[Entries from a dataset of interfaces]
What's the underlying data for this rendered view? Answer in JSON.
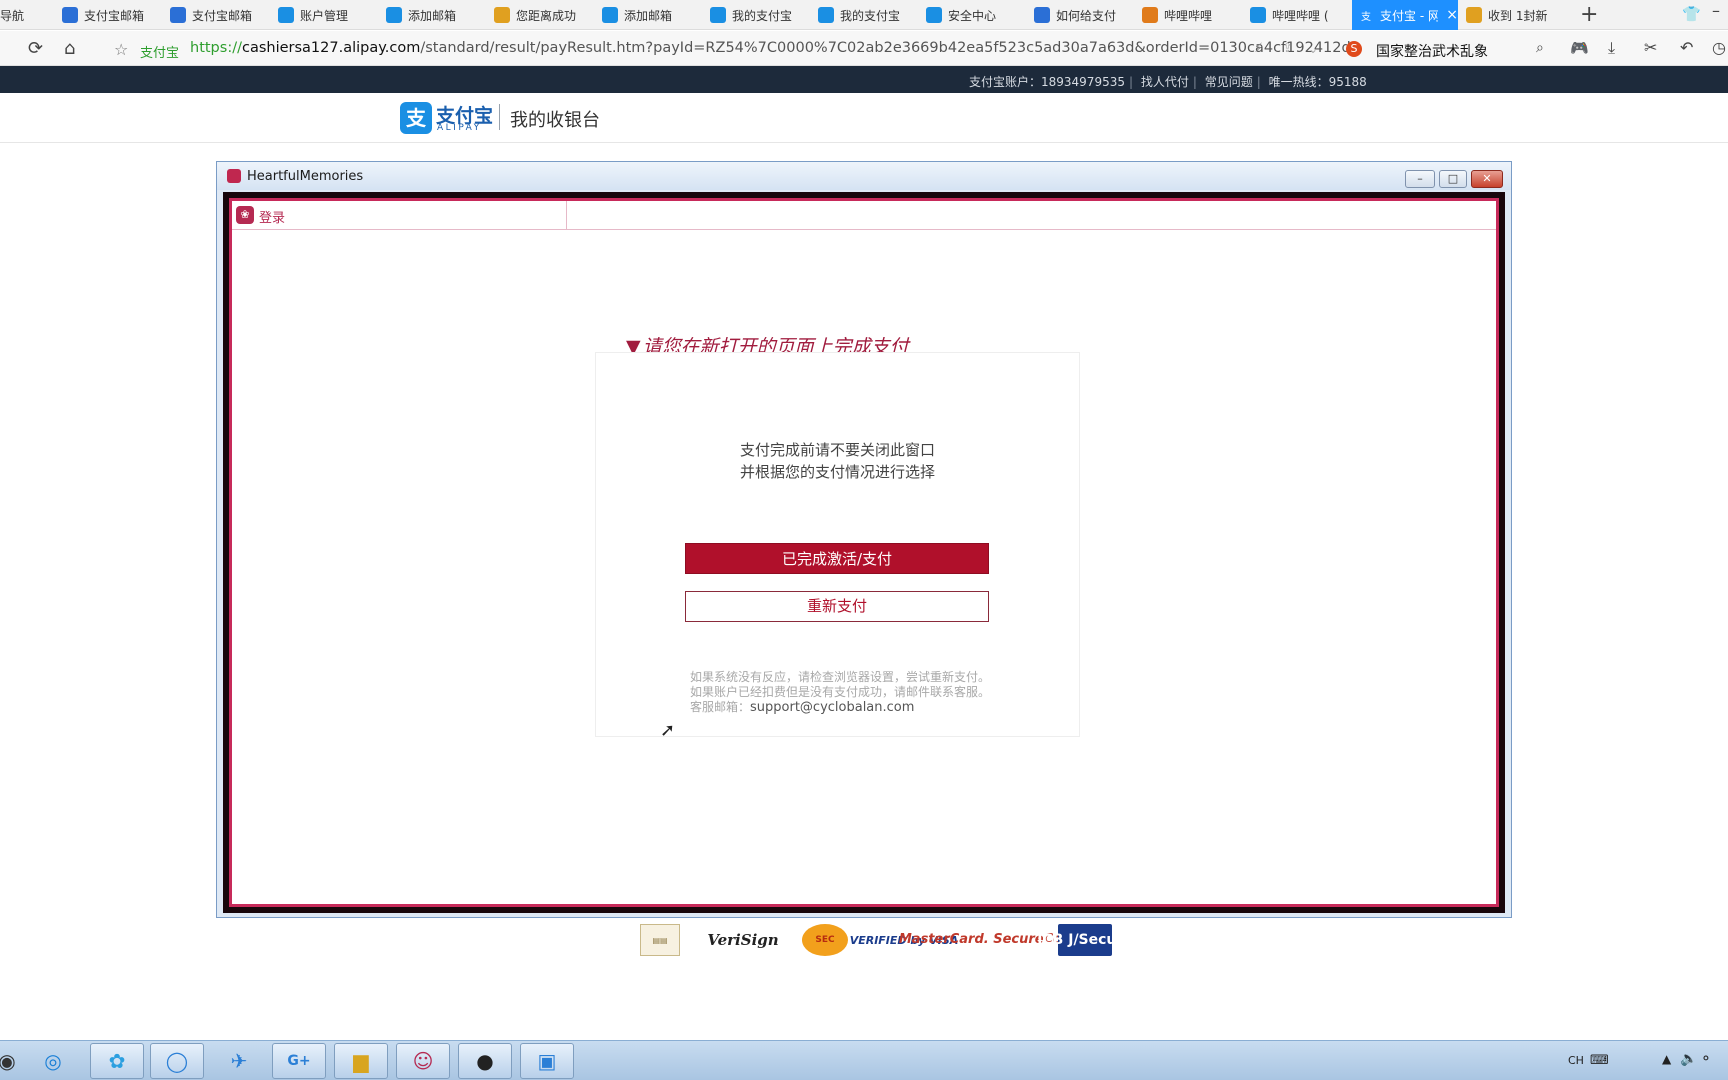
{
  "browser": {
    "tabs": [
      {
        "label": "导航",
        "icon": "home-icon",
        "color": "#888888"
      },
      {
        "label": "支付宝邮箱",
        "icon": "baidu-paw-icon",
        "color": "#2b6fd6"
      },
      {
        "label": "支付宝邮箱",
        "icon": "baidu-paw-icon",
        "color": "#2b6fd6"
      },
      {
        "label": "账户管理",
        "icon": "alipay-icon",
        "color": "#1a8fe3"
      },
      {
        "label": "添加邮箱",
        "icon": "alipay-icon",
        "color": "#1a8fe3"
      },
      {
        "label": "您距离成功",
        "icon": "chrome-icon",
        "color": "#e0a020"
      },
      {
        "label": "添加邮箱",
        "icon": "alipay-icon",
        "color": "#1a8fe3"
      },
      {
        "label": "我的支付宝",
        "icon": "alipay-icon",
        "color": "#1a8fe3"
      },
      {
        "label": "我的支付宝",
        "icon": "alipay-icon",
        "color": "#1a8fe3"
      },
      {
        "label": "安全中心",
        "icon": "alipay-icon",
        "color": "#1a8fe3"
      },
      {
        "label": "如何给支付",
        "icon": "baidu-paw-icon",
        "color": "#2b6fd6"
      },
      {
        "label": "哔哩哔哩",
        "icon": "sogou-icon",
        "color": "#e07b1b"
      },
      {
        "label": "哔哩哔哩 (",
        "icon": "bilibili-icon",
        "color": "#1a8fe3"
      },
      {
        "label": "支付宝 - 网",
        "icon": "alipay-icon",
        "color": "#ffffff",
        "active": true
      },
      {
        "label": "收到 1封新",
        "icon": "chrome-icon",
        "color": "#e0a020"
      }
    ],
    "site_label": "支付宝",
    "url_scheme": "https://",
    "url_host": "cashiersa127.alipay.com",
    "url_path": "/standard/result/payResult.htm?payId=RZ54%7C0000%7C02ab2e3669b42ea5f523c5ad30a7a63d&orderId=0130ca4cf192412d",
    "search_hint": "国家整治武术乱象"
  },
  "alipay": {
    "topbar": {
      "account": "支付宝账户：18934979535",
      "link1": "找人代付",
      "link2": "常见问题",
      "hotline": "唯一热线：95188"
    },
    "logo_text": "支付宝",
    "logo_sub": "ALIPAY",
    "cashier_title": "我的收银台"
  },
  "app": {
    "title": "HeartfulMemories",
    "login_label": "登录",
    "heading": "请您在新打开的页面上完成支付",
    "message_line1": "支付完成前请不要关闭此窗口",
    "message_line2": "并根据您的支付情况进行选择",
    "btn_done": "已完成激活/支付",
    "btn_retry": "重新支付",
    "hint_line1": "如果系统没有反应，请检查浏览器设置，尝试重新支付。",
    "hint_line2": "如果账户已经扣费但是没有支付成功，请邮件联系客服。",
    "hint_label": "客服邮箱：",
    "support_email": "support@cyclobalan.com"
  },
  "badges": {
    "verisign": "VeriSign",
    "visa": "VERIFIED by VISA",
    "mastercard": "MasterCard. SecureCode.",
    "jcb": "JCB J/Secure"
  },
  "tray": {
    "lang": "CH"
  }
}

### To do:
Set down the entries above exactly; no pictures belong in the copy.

### Answer to this task:
What's the underlying data for this rendered view? Answer in JSON.
{
  "browser": {
    "tabs": [
      {
        "label": "导航",
        "icon": "home-icon",
        "color": "#888888"
      },
      {
        "label": "支付宝邮箱",
        "icon": "baidu-paw-icon",
        "color": "#2b6fd6"
      },
      {
        "label": "支付宝邮箱",
        "icon": "baidu-paw-icon",
        "color": "#2b6fd6"
      },
      {
        "label": "账户管理",
        "icon": "alipay-icon",
        "color": "#1a8fe3"
      },
      {
        "label": "添加邮箱",
        "icon": "alipay-icon",
        "color": "#1a8fe3"
      },
      {
        "label": "您距离成功",
        "icon": "chrome-icon",
        "color": "#e0a020"
      },
      {
        "label": "添加邮箱",
        "icon": "alipay-icon",
        "color": "#1a8fe3"
      },
      {
        "label": "我的支付宝",
        "icon": "alipay-icon",
        "color": "#1a8fe3"
      },
      {
        "label": "我的支付宝",
        "icon": "alipay-icon",
        "color": "#1a8fe3"
      },
      {
        "label": "安全中心",
        "icon": "alipay-icon",
        "color": "#1a8fe3"
      },
      {
        "label": "如何给支付",
        "icon": "baidu-paw-icon",
        "color": "#2b6fd6"
      },
      {
        "label": "哔哩哔哩",
        "icon": "sogou-icon",
        "color": "#e07b1b"
      },
      {
        "label": "哔哩哔哩 (",
        "icon": "bilibili-icon",
        "color": "#1a8fe3"
      },
      {
        "label": "支付宝 - 网",
        "icon": "alipay-icon",
        "color": "#ffffff",
        "active": true
      },
      {
        "label": "收到 1封新",
        "icon": "chrome-icon",
        "color": "#e0a020"
      }
    ],
    "site_label": "支付宝",
    "url_scheme": "https://",
    "url_host": "cashiersa127.alipay.com",
    "url_path": "/standard/result/payResult.htm?payId=RZ54%7C0000%7C02ab2e3669b42ea5f523c5ad30a7a63d&orderId=0130ca4cf192412d",
    "search_hint": "国家整治武术乱象"
  },
  "alipay": {
    "topbar": {
      "account": "支付宝账户：18934979535",
      "link1": "找人代付",
      "link2": "常见问题",
      "hotline": "唯一热线：95188"
    },
    "logo_text": "支付宝",
    "logo_sub": "ALIPAY",
    "cashier_title": "我的收银台"
  },
  "app": {
    "title": "HeartfulMemories",
    "login_label": "登录",
    "heading": "请您在新打开的页面上完成支付",
    "message_line1": "支付完成前请不要关闭此窗口",
    "message_line2": "并根据您的支付情况进行选择",
    "btn_done": "已完成激活/支付",
    "btn_retry": "重新支付",
    "hint_line1": "如果系统没有反应，请检查浏览器设置，尝试重新支付。",
    "hint_line2": "如果账户已经扣费但是没有支付成功，请邮件联系客服。",
    "hint_label": "客服邮箱：",
    "support_email": "support@cyclobalan.com"
  },
  "badges": {
    "verisign": "VeriSign",
    "visa": "VERIFIED by VISA",
    "mastercard": "MasterCard. SecureCode.",
    "jcb": "JCB J/Secure"
  },
  "tray": {
    "lang": "CH"
  }
}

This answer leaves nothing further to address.